Machine Project — The Platinum Collection (Live by Special Request) will feature works generated by Allen and a group of artist collaborators on-site at the Tang Museum, responding to the campus and local community. The exhibition is both a reflection and a continuation of Machine Project’s ongoing exploration of collaborative ways of working. While in residence, Allen will inhabit the Tang in multiple ways: the gallery will be augmented with a theater and Machine Project offices, the elevator will become a listening station for the Field Guide to Poets of the Machine Project Region, and Allen himself will camp in a tent on the roof.

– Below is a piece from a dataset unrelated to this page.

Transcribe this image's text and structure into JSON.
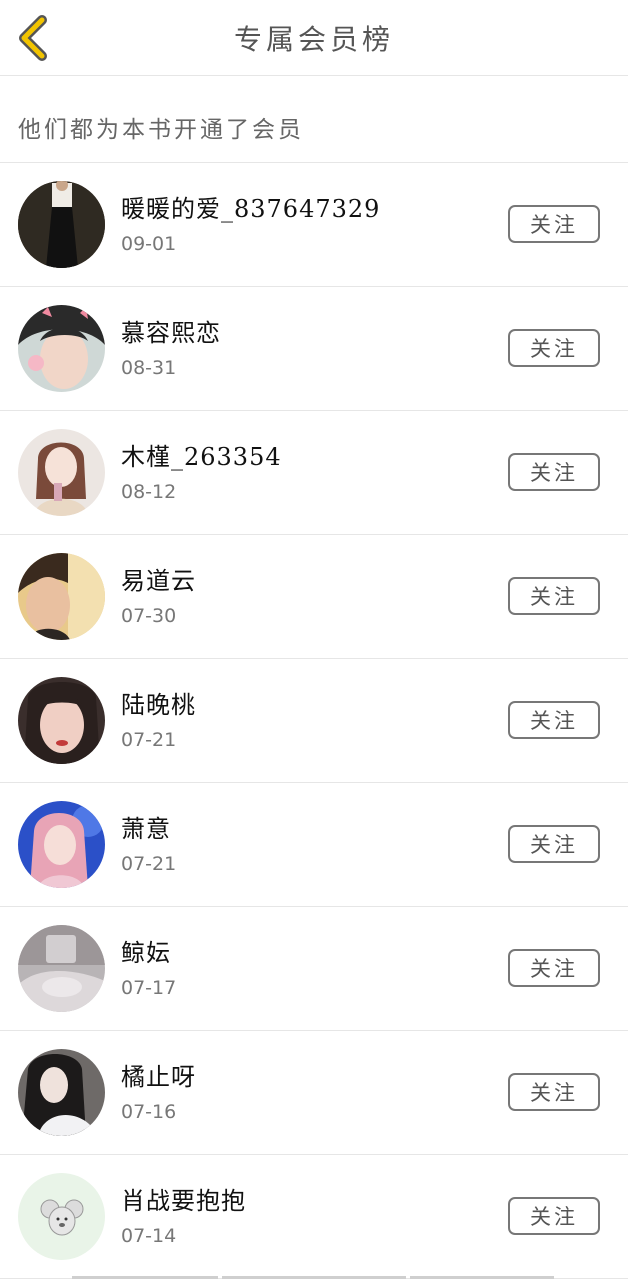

"We are delighted to welcome Mark Allen back to Skidmore College and to the Tang, and that he and his collaborators will engage with our visitors in new and exciting ways," said Dayton Director Ian Berry. "Machine Project’s approach of creating new work with people on campus and from the surrounding community fits perfectly with the Tang's long-standing tradition of experimentation and participation. That all of this will happen with a Skidmore alumnus makes our fifteenth anniversary year all the more special."

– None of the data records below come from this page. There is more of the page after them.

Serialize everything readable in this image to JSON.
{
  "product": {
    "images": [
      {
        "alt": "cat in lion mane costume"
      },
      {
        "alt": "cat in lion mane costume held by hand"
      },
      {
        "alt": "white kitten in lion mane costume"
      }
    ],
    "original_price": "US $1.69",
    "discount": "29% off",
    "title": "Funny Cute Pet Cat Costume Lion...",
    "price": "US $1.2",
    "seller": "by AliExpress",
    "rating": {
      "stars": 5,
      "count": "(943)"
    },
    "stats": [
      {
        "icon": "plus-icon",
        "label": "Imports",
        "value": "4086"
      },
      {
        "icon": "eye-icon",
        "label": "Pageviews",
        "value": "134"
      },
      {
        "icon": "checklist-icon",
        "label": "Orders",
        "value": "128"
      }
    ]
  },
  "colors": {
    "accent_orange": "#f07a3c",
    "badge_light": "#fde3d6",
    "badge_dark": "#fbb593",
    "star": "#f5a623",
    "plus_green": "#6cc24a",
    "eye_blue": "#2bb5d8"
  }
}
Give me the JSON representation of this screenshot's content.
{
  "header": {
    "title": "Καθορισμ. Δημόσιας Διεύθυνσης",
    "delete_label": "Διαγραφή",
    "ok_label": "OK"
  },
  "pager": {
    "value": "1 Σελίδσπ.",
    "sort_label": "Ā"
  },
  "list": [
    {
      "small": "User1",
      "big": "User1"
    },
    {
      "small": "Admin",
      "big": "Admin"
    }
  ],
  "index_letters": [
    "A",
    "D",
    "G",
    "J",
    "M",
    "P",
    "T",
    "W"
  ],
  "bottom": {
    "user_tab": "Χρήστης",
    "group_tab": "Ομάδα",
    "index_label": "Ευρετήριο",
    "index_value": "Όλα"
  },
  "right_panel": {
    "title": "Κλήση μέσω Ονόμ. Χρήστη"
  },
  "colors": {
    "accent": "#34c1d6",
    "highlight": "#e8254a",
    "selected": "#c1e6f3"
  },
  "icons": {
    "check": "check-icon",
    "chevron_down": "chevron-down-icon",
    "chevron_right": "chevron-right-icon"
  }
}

"Mark Allen has been a wonderful collaborator because he brings to the museum a kind of radical openness that allows for all kinds of risk-taking," said Rachel Seligman, Assistant Director for Curatorial Affairs. "To take one example, he will be converting a section of a gallery into his office space—and he will be working there during regular museum hours. In doing so, he not only makes himself accessible to whatever public encounter will come his way, but he also collapses the traditional museum boundaries of private office space and public gallery space, thus foregrounding the participatory nature of his art-making practice."

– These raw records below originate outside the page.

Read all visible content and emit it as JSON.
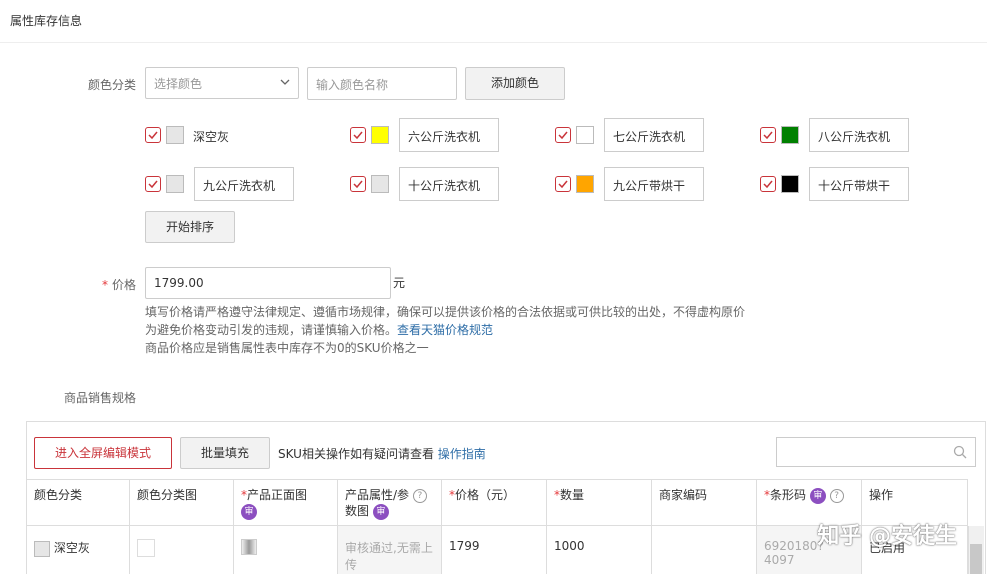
{
  "section_title": "属性库存信息",
  "color": {
    "label": "颜色分类",
    "select_placeholder": "选择颜色",
    "name_input_placeholder": "输入颜色名称",
    "add_button": "添加颜色",
    "items": [
      {
        "name": "深空灰",
        "swatch": "#e6e6e6",
        "boxed": false
      },
      {
        "name": "六公斤洗衣机",
        "swatch": "#ffff00",
        "boxed": true
      },
      {
        "name": "七公斤洗衣机",
        "swatch": "#ffffff",
        "boxed": true
      },
      {
        "name": "八公斤洗衣机",
        "swatch": "#008000",
        "boxed": true
      },
      {
        "name": "九公斤洗衣机",
        "swatch": "#e6e6e6",
        "boxed": true
      },
      {
        "name": "十公斤洗衣机",
        "swatch": "#e6e6e6",
        "boxed": true
      },
      {
        "name": "九公斤带烘干",
        "swatch": "#ffa500",
        "boxed": true
      },
      {
        "name": "十公斤带烘干",
        "swatch": "#000000",
        "boxed": true
      }
    ],
    "sort_button": "开始排序"
  },
  "price": {
    "required_mark": "*",
    "label": "价格",
    "value": "1799.00",
    "unit": "元",
    "help_line1": "填写价格请严格遵守法律规定、遵循市场规律，确保可以提供该价格的合法依据或可供比较的出处，不得虚构原价",
    "help_line2": "为避免价格变动引发的违规，请谨慎输入价格。",
    "help_link": "查看天猫价格规范",
    "help_line3": "商品价格应是销售属性表中库存不为0的SKU价格之一"
  },
  "sku": {
    "section_label": "商品销售规格",
    "fullscreen_button": "进入全屏编辑模式",
    "batch_fill_button": "批量填充",
    "hint_text": "SKU相关操作如有疑问请查看",
    "hint_link": "操作指南",
    "search_placeholder": "",
    "headers": {
      "color_category": "颜色分类",
      "color_image": "颜色分类图",
      "front_image": "产品正面图",
      "attr_image_a": "产品属性/参",
      "attr_image_b": "数图",
      "price": "价格（元）",
      "quantity": "数量",
      "merchant_code": "商家编码",
      "barcode": "条形码",
      "action": "操作"
    },
    "review_badge": "审",
    "help_badge": "?",
    "row": {
      "color_name": "深空灰",
      "attr_image_text_a": "审核通过,无需上",
      "attr_image_text_b": "传",
      "price": "1799",
      "quantity": "1000",
      "merchant_code": "",
      "barcode": "6920180?4097",
      "status": "已启用"
    }
  },
  "watermark": "知乎 @安徒生",
  "colors": {
    "accent_red": "#c9343a",
    "link_blue": "#2f6ea7",
    "review_purple": "#8c4fc0"
  }
}
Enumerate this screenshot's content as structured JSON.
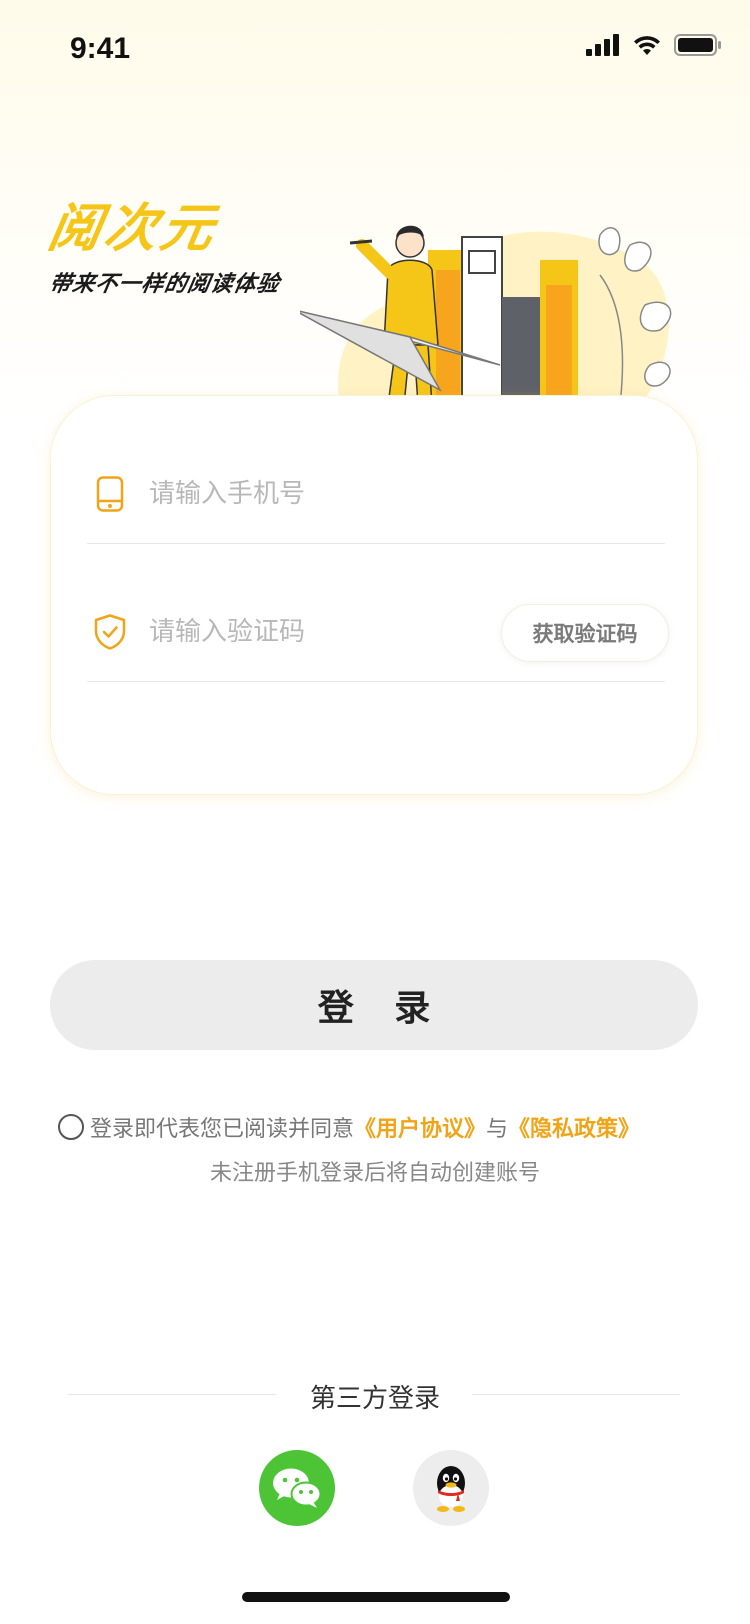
{
  "status_bar": {
    "time": "9:41"
  },
  "brand": {
    "title": "阅次元",
    "slogan": "带来不一样的阅读体验"
  },
  "form": {
    "phone_placeholder": "请输入手机号",
    "code_placeholder": "请输入验证码",
    "get_code_label": "获取验证码"
  },
  "login_button_label": "登 录",
  "agreement": {
    "prefix": "登录即代表您已阅读并同意",
    "user_agreement": "《用户协议》",
    "conjunction": "与",
    "privacy_policy": "《隐私政策》",
    "note": "未注册手机登录后将自动创建账号"
  },
  "third_party": {
    "label": "第三方登录"
  },
  "icons": {
    "phone": "phone-icon",
    "shield": "shield-check-icon",
    "wechat": "wechat-icon",
    "qq": "qq-icon",
    "signal": "signal-icon",
    "wifi": "wifi-icon",
    "battery": "battery-icon"
  },
  "colors": {
    "accent": "#f0a418",
    "brand_yellow": "#f5c518",
    "wechat_green": "#4cc436",
    "login_button_bg": "#ececec"
  }
}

Mark Allen is an artist, educator, and curator based in Los Angeles. He is the founder and executive director of Machine Project, a nonprofit performance and installation space investigating art, technology, natural history, science, music, literature, and food in a modest storefront gallery in the Echo Park neighborhood of Los Angeles. Machine Project also operates as an informal team of artists who collaborate to present work at locations ranging from beaches to museums to parking lots. Under his direction, Machine has produced shows with institutions such as the Los Angeles County Museum of Art, the Museum of Contemporary Art in Denver, the Contemporary Art Museum St. Louis, and the Walker Museum in Minneapolis. He has produced over 500 events in Los Angeles at the Machine Project storefront space, and recently concluded a yearlong artist residency addressing topics of public engagement at the Hammer Museum at UCLA.
Prior to opening Machine, Allen was involved with several alternative arts groups as a curator, board member, and director, and co-founded the Los Angeles new media collective c-level. He has taught at the California Institute of the Arts and the University of California San Diego, and is currently an Associate Professor of Art at Pomona College, where he teaches, “Foundations of 2D design,” “Junior/Senior Art seminar,” “Performance in Contemporary Art,” and “Artist as Curator, Artist as Organizer.” He serves on the Board of Directors of the Andy Warhol Foundation for the Visual Arts in New York, and served for three years as a member of the Artist Advisory Board of the Hammer Museum in Los Angeles. Allen received his MFA from the California Institute of the Arts in 1999.
Machine Project — The Platinum Collection (Live by Special Request) is organized by Rachel Seligman, Assistant Director for Curatorial Affairs, in collaboration with Machine Project, and is supported by the Friends of the Tang.